Supplied material START
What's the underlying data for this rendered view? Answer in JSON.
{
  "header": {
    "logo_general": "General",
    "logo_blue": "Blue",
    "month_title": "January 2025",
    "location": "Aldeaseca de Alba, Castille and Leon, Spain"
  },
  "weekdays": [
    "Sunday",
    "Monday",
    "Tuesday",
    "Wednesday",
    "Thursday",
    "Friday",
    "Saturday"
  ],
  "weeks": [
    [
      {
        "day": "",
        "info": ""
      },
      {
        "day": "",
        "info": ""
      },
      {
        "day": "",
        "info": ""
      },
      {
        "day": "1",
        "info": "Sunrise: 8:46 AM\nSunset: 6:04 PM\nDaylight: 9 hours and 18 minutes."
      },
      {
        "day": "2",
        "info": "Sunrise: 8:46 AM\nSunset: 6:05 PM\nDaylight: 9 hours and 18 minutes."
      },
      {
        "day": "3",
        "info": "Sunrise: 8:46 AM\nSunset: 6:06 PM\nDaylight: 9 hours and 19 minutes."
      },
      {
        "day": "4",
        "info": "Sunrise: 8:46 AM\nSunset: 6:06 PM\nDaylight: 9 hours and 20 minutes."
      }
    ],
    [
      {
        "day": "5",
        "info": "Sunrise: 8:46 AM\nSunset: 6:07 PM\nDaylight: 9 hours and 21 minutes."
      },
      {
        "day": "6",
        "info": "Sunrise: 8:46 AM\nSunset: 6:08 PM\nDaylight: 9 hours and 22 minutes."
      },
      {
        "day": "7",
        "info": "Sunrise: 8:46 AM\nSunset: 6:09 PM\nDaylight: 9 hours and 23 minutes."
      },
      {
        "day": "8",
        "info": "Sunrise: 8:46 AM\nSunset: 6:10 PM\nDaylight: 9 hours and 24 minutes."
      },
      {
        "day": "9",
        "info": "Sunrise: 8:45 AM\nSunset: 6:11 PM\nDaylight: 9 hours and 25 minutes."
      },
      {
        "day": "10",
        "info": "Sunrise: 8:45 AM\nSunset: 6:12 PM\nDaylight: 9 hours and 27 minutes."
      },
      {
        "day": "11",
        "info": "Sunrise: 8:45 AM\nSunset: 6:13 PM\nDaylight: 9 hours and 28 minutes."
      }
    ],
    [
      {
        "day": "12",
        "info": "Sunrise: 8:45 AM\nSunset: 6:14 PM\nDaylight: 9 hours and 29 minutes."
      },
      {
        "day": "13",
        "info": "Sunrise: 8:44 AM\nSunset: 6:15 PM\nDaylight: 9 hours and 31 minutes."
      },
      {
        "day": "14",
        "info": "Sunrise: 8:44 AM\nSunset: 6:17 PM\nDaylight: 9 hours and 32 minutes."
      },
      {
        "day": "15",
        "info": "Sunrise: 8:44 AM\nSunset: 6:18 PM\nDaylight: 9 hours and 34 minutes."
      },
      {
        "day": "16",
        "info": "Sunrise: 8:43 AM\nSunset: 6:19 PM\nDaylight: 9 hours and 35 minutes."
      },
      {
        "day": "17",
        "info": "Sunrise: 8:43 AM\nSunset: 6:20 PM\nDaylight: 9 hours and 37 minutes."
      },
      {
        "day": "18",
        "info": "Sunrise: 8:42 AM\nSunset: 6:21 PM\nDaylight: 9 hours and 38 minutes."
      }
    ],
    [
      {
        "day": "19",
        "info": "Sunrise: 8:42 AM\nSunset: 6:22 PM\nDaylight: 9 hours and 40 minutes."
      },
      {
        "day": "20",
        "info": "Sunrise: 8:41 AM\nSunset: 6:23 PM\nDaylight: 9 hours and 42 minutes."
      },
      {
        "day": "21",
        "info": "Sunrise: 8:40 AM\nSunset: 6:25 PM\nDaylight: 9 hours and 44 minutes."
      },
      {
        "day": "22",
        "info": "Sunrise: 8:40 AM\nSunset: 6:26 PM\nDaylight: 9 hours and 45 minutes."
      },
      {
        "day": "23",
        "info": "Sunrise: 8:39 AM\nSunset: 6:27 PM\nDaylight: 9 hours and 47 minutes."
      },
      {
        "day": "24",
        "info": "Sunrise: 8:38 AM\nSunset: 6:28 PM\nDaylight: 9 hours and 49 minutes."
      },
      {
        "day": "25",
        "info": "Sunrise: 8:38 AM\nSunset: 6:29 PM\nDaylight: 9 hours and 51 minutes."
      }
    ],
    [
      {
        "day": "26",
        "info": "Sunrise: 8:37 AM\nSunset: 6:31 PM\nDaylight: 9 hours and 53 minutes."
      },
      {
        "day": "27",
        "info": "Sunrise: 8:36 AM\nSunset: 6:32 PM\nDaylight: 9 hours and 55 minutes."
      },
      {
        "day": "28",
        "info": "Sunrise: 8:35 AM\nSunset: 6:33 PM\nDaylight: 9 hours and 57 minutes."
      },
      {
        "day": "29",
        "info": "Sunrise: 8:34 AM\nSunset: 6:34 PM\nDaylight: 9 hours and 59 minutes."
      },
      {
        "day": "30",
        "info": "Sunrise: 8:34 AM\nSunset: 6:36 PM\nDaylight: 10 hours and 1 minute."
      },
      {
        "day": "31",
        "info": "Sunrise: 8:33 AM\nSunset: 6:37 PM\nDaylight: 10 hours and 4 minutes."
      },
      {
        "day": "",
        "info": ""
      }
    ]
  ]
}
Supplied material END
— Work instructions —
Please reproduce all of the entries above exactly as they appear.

— Solution to this problem —
What's the underlying data for this rendered view? Answer in JSON.
{
  "header": {
    "logo_general": "General",
    "logo_blue": "Blue",
    "month_title": "January 2025",
    "location": "Aldeaseca de Alba, Castille and Leon, Spain"
  },
  "weekdays": [
    "Sunday",
    "Monday",
    "Tuesday",
    "Wednesday",
    "Thursday",
    "Friday",
    "Saturday"
  ],
  "weeks": [
    [
      {
        "day": "",
        "info": ""
      },
      {
        "day": "",
        "info": ""
      },
      {
        "day": "",
        "info": ""
      },
      {
        "day": "1",
        "info": "Sunrise: 8:46 AM\nSunset: 6:04 PM\nDaylight: 9 hours and 18 minutes."
      },
      {
        "day": "2",
        "info": "Sunrise: 8:46 AM\nSunset: 6:05 PM\nDaylight: 9 hours and 18 minutes."
      },
      {
        "day": "3",
        "info": "Sunrise: 8:46 AM\nSunset: 6:06 PM\nDaylight: 9 hours and 19 minutes."
      },
      {
        "day": "4",
        "info": "Sunrise: 8:46 AM\nSunset: 6:06 PM\nDaylight: 9 hours and 20 minutes."
      }
    ],
    [
      {
        "day": "5",
        "info": "Sunrise: 8:46 AM\nSunset: 6:07 PM\nDaylight: 9 hours and 21 minutes."
      },
      {
        "day": "6",
        "info": "Sunrise: 8:46 AM\nSunset: 6:08 PM\nDaylight: 9 hours and 22 minutes."
      },
      {
        "day": "7",
        "info": "Sunrise: 8:46 AM\nSunset: 6:09 PM\nDaylight: 9 hours and 23 minutes."
      },
      {
        "day": "8",
        "info": "Sunrise: 8:46 AM\nSunset: 6:10 PM\nDaylight: 9 hours and 24 minutes."
      },
      {
        "day": "9",
        "info": "Sunrise: 8:45 AM\nSunset: 6:11 PM\nDaylight: 9 hours and 25 minutes."
      },
      {
        "day": "10",
        "info": "Sunrise: 8:45 AM\nSunset: 6:12 PM\nDaylight: 9 hours and 27 minutes."
      },
      {
        "day": "11",
        "info": "Sunrise: 8:45 AM\nSunset: 6:13 PM\nDaylight: 9 hours and 28 minutes."
      }
    ],
    [
      {
        "day": "12",
        "info": "Sunrise: 8:45 AM\nSunset: 6:14 PM\nDaylight: 9 hours and 29 minutes."
      },
      {
        "day": "13",
        "info": "Sunrise: 8:44 AM\nSunset: 6:15 PM\nDaylight: 9 hours and 31 minutes."
      },
      {
        "day": "14",
        "info": "Sunrise: 8:44 AM\nSunset: 6:17 PM\nDaylight: 9 hours and 32 minutes."
      },
      {
        "day": "15",
        "info": "Sunrise: 8:44 AM\nSunset: 6:18 PM\nDaylight: 9 hours and 34 minutes."
      },
      {
        "day": "16",
        "info": "Sunrise: 8:43 AM\nSunset: 6:19 PM\nDaylight: 9 hours and 35 minutes."
      },
      {
        "day": "17",
        "info": "Sunrise: 8:43 AM\nSunset: 6:20 PM\nDaylight: 9 hours and 37 minutes."
      },
      {
        "day": "18",
        "info": "Sunrise: 8:42 AM\nSunset: 6:21 PM\nDaylight: 9 hours and 38 minutes."
      }
    ],
    [
      {
        "day": "19",
        "info": "Sunrise: 8:42 AM\nSunset: 6:22 PM\nDaylight: 9 hours and 40 minutes."
      },
      {
        "day": "20",
        "info": "Sunrise: 8:41 AM\nSunset: 6:23 PM\nDaylight: 9 hours and 42 minutes."
      },
      {
        "day": "21",
        "info": "Sunrise: 8:40 AM\nSunset: 6:25 PM\nDaylight: 9 hours and 44 minutes."
      },
      {
        "day": "22",
        "info": "Sunrise: 8:40 AM\nSunset: 6:26 PM\nDaylight: 9 hours and 45 minutes."
      },
      {
        "day": "23",
        "info": "Sunrise: 8:39 AM\nSunset: 6:27 PM\nDaylight: 9 hours and 47 minutes."
      },
      {
        "day": "24",
        "info": "Sunrise: 8:38 AM\nSunset: 6:28 PM\nDaylight: 9 hours and 49 minutes."
      },
      {
        "day": "25",
        "info": "Sunrise: 8:38 AM\nSunset: 6:29 PM\nDaylight: 9 hours and 51 minutes."
      }
    ],
    [
      {
        "day": "26",
        "info": "Sunrise: 8:37 AM\nSunset: 6:31 PM\nDaylight: 9 hours and 53 minutes."
      },
      {
        "day": "27",
        "info": "Sunrise: 8:36 AM\nSunset: 6:32 PM\nDaylight: 9 hours and 55 minutes."
      },
      {
        "day": "28",
        "info": "Sunrise: 8:35 AM\nSunset: 6:33 PM\nDaylight: 9 hours and 57 minutes."
      },
      {
        "day": "29",
        "info": "Sunrise: 8:34 AM\nSunset: 6:34 PM\nDaylight: 9 hours and 59 minutes."
      },
      {
        "day": "30",
        "info": "Sunrise: 8:34 AM\nSunset: 6:36 PM\nDaylight: 10 hours and 1 minute."
      },
      {
        "day": "31",
        "info": "Sunrise: 8:33 AM\nSunset: 6:37 PM\nDaylight: 10 hours and 4 minutes."
      },
      {
        "day": "",
        "info": ""
      }
    ]
  ]
}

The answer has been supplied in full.